Picca Peruvian Cantina
Of all the niche foodie trends to bubble up in recent years, Peruvian cuisine still remains a rarity. Which is a surprise, considering that country's palate is rich with ancient flavors – from earthy recipes for stews, ceviches, and roast fowl – and combines flavors and techniques from indigenous South America, Spain, France, and elsewhere. Award-winning chef Ricardo Zarate (who first earned acclaim for his work at Mo-Chica, a glorified lunch counter in a mini-mall food court) is bearing the yeoman's share to change all that, most recently with his latest restaurant Picca in West Los Angeles.
Zarate has refined and rebranded Peruvian food as haute, yet still affordable. At Picca, Peruvian food pops with flavor as presented through the lens of Japanese and Spanish cuisines. The restaurant has its stews (try the oxtail) but it's devoted to anticuchos – street-foodish grilled skewers of meat and accompaniment like those from a Japanese izakaya restaurant. In Peru, you'd get one with beef heart, and there's one of those here, too, although we prefer the stick with a naturally tender beef filet, unusually rich sea urchin butter, and garlic chips. And don't think of leaving until you try Zarate's gutsy anticucho spin on famed Japanese chef Nobu Matsuhisa's signature dish: miso black cod and crispy sweet potato.
There's usually a special ceviche – a raw fish-and-veg mélange cold-cooked in the acid of bitter and/or sour citrus – but three or more are on offer anytime, and this being the Pacific side of the country we recommend the "ceviche crocrante," which pairs fresh halibut with a cool oniony lime juice called leche de tigre, as well as calamari crisped up so delicately it would blissfully fail inspection at a chain restaurant.
You're supposed to order and eat family style at Picca, which works especially well with Zarate's other take on Japanese food formats: causas.
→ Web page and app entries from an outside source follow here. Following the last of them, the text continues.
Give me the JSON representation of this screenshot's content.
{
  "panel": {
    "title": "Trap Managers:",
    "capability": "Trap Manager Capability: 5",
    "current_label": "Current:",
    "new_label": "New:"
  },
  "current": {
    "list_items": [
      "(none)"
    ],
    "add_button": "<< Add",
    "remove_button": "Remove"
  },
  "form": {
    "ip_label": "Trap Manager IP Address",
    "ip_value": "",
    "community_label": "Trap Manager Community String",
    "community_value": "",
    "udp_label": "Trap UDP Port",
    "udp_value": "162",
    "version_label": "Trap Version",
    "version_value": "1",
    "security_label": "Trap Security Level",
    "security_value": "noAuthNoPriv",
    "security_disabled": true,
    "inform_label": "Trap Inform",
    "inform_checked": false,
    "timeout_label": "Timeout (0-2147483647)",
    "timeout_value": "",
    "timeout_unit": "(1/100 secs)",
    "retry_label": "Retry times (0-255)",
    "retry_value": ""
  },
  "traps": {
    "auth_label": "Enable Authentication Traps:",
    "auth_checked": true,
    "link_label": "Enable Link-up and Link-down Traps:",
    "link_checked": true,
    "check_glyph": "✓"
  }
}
In Peru, these would be chilled combination potato-layer dishes with shellfish, spice, and vegetables, but at Picca, they are literally pieces of "sushi" presented on potato mashes instead of vinegar rice. A newcomer would be rewarded for going past the umamified spicy tuna and yellowtail and maybe give a chance to the eel with yuzu guacamole or the smoked salmon with seaweed and garlic yogurt, a primordial fusion of flavor and texture. Fried chicken skin ("chicharron") is here, too, and so is the beef heart (as an anticucho with walnut sauce), but the overall idea is that Peru is everywhere and nowhere at once, so we try to stay forward-thinking. We suggest that instead of thinking of the restaurant's name as a verb that means "to nibble," Picca should be co-opted as a universally understood term that means "to become awash in flavor." [Piccaperu.com]